“To be honest, I thought I’d done enough,” he told bunkered.co.uk as he was announced as a new brand ambassador for four-time Ryder Cup host venue, The Belfry. “I thought I was right for a pick. I had shown something different, particularly to myself in Denmark, where it was all on the line, all or nothing. When it mattered, I got the job done and I really thought that was going to be enough."
“As it turned out, it wasn’t to be and, yeah, I was absolutely gutted. Now, a few months down the line, I’m able to look at it and take the view that everything happens for a reason. It just wasn’t meant to be my time.
“I can’t afford to dwell on not being involved. Instead, I’ve got to use it as motivation to make the next team.”
Working towards a place on that side is something that Wallace says started the very instant the 2018 match was won.
“I watched it all right up until Mickelson conceded to Frankie [Molinari] after still his tee shot on the 16th in the water,” he says. “I didn’t see Alex Noren holing that huge putt to finish the match because I was already out on the range. I remember posting something on social media at the time saying something along the lines of ‘The 2020 prep starts here’.”
As for Bjorn, Wallace says there are no hard feelings.
“The first time I see him after the Ryder Cup was at the British Masters at Walton Heath,” he recalls. “He came up to me on the range and gave me a big hug. I told him well done and he thanked me for that. It was hard to miss out but, equally, I know how bad Thomas felt about it. He had to make some tough decisions and he obviously made the right ones. The scoreline tells you everything you need to know.
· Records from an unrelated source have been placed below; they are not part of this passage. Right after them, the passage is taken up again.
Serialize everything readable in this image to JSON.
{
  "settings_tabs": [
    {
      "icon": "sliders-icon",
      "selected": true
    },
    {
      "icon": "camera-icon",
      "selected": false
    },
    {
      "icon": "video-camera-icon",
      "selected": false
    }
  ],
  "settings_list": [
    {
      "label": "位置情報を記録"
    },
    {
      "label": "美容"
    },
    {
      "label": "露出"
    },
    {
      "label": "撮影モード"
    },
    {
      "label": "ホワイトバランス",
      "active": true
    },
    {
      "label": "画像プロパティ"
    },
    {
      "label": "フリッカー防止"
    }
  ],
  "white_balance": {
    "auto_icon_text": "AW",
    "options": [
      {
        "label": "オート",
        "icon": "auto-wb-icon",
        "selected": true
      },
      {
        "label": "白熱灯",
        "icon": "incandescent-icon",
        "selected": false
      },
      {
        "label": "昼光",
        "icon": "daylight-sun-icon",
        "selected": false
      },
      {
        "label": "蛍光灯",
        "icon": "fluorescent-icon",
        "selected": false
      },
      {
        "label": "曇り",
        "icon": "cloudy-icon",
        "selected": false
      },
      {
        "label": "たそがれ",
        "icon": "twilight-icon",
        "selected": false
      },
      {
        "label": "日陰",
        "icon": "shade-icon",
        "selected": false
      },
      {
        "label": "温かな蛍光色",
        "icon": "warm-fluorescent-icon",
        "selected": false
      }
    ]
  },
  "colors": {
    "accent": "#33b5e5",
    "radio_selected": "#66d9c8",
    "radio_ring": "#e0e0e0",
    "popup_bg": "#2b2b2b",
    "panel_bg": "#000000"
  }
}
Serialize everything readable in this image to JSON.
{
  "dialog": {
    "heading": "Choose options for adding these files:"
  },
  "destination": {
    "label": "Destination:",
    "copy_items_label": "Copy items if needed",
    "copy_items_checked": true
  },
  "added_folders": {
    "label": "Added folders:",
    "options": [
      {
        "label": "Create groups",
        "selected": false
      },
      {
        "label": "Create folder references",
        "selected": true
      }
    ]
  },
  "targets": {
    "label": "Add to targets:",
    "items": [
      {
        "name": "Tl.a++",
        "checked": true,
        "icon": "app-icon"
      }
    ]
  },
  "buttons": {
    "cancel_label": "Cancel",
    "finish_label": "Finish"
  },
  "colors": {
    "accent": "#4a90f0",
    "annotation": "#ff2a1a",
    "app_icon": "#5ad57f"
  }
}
“He and I are absolutely fine. I’m not the sort of person to hold a grudge. That’s not who I am. What happened, happened. I'm moving on and looking to the future.”
He'll do so with The Belfry. Wallace will be at the forefront of campaigns for the iconic resort, something he says is a “real honour”.
"I’m proud to be associated with one of our country’s most iconic venues," he said. "One of my first sporting memories is Tiger Woods playing here and Phillip Price beating Phil Mickelson in 2002. The courses, hotel and all the facilities are first class, so I am looking forward to our partnership and an exciting year.”